Interferences is a project of projects conducted under the auspices of the Christos Yessios Professorship at the Knowlton School of Architecture (The Ohio State University).
The professorship provides a residency to investigate a specific project related to emerging digital fabrication tools and related technologies in architecture. For the 2018-19 term, Visiting Assistant Professors Viola Ago and Galo Canizares, will conduct two independent research projects that seek to expand discourses of computation in architectural design. Interferences refers to the various means through which the projects might weave, reframe, or disrupt contemporary modes of digital design. Over the course of the year, the Knowlton School will host workshops and public programs around Ago’s and Canizares’s specific research themes:
A Third Possibility
It goes without saying that technological progress is paramount to the field of architecture. Over the last 30 years, the evolution of digital tools have contributed to that advancement in unprecedented proportions. During the last decade however, the emergent fields of digital design and fabrication have become increasingly introverted and hermetic; practically forging themselves as autonomous disciplines. Digital-for-the-sake-of-digital oriented practices lack critical pushback, productive theoretical dialogue, and meaningful exchange with larger visual, formal, and cultural issues. This is an important moment for us as a collective, as we question the digital, the post-digital, optimization methods, and fabrication (as an end unto itself) in an ever-expanding definition of the practice. It is in this context that A Third Possibility (a term borrowed from Bruno Latour’s essay A Collective of Humans and Nonhumans) will explore a new middle ground where design ambitions and technological investigations are considered as equal players in a larger conceptual project.
Viola Ago is an architectural designer, educator and practitioner. Ago earned her Master of Architecture degree from the Southern California Institute of Architecture in Los Angeles, and a Bachelor of Architectural Science from Ryerson University in Toronto. Ago was the recipient of the 2016-2017 William Muschenheim Design Fellowship at Taubman College of Architecture and Urban Planning at the University of Michigan. She is also a lecturer in architecture at the Harvard University Graduate School of Design. Ago worked as a lead designer in the Advanced Technology Team at Morphosis Architects and was involved in international design and construction projects.
From the perspective of architectural design, a field traditionally associated with sketching and its own myths of creativity, computers are an essential workplace tool. Projects rely on a wide assortment of software packages and standalone applications, yet rarely do architects reflect on the structure of those programs or how they have infiltrated our disciplinary conventions. PDFs and JPGs are as much a part of our vocabulary as plans and elevations. A drawing today might refer to a rendering, CAD document, an Autodesk Revit file, or anything that describes a project visually. This project puts forth a way of examining this disciplinary shift: to look at the behaviors, phenomena, collective trends, and oddities emerging as a result of global software proliferation. Digital Fabrications is ongoing research on the psychosocial effects of softwarization in design disciplines. Because software today plays a crucial role in the creative process, interfaces and applications should be scrutinized to expose their biases, intricacies, and oddities. This project attempts to confront the fictions often used to describe software’s passiveness and reveal the various ways it is actively affecting our consciousness.

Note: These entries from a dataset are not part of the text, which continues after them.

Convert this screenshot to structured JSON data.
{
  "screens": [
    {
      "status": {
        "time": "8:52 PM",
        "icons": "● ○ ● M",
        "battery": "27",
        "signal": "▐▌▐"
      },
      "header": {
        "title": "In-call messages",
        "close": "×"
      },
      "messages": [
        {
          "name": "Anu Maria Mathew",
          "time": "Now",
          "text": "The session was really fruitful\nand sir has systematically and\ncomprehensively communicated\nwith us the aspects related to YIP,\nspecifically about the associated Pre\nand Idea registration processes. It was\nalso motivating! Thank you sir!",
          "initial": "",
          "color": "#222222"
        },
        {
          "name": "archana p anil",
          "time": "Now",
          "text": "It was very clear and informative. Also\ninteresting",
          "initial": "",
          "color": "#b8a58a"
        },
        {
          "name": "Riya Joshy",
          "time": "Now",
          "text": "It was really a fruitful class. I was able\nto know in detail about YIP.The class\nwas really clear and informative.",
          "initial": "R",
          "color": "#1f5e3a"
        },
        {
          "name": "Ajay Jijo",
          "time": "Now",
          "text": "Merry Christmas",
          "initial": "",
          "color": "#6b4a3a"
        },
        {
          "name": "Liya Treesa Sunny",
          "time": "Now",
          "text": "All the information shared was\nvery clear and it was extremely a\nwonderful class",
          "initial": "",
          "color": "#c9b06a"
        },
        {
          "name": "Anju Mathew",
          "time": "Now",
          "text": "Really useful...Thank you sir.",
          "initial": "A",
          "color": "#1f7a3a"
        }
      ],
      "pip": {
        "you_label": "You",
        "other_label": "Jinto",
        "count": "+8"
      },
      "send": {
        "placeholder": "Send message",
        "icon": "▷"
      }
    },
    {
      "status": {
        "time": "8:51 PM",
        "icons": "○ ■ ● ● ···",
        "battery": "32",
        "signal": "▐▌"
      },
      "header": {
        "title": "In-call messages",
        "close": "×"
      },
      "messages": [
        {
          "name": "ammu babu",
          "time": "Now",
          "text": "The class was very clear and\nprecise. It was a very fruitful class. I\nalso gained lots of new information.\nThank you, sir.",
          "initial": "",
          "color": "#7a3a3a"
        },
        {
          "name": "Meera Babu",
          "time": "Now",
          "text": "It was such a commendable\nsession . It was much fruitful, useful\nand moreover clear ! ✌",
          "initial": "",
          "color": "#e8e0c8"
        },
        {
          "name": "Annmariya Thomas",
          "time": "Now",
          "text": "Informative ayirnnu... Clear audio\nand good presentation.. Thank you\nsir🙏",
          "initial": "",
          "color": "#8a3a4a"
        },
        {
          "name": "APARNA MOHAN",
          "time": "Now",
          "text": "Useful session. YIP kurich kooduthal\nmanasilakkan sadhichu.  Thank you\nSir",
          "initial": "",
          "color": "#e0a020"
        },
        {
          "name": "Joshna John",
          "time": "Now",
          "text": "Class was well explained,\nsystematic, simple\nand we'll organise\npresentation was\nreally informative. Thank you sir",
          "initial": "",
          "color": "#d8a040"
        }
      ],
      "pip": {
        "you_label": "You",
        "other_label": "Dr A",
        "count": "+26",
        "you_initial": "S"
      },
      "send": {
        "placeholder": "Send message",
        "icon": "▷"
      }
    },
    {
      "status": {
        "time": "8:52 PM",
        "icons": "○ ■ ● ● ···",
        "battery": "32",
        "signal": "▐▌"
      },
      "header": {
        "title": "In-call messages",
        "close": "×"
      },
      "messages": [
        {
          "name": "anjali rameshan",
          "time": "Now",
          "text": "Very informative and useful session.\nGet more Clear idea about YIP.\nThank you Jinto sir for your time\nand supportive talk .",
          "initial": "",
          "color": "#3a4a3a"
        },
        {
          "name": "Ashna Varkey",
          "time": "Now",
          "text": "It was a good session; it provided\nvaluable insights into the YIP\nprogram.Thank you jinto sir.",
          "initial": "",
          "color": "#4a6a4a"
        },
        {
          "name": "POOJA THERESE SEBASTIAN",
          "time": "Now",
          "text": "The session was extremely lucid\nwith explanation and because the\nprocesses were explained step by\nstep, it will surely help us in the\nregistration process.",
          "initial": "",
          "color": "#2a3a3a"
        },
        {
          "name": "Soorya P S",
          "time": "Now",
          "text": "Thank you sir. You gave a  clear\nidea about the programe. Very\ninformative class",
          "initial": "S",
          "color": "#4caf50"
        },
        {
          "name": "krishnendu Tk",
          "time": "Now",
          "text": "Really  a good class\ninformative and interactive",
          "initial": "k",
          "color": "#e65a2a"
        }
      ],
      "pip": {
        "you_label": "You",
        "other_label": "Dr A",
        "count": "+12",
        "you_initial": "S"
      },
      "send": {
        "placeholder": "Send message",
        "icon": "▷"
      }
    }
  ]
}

Galo Cañizares was the Knowlton School's 2016-17 Howard E. LeFevre ’29 Emerging Practitioner Fellow. He holds a Master of Architecture from Massachusetts Institute of Technology and a Bachelor of Environmental Design from the College of Architecture and Planning at the University of Colorado, Boulder. Before joining the Knowlton School, he taught at Syracuse University School of Architecture. Cañizares founded office ca, a research and design collaborative that investigates alternate methods for architectural practice.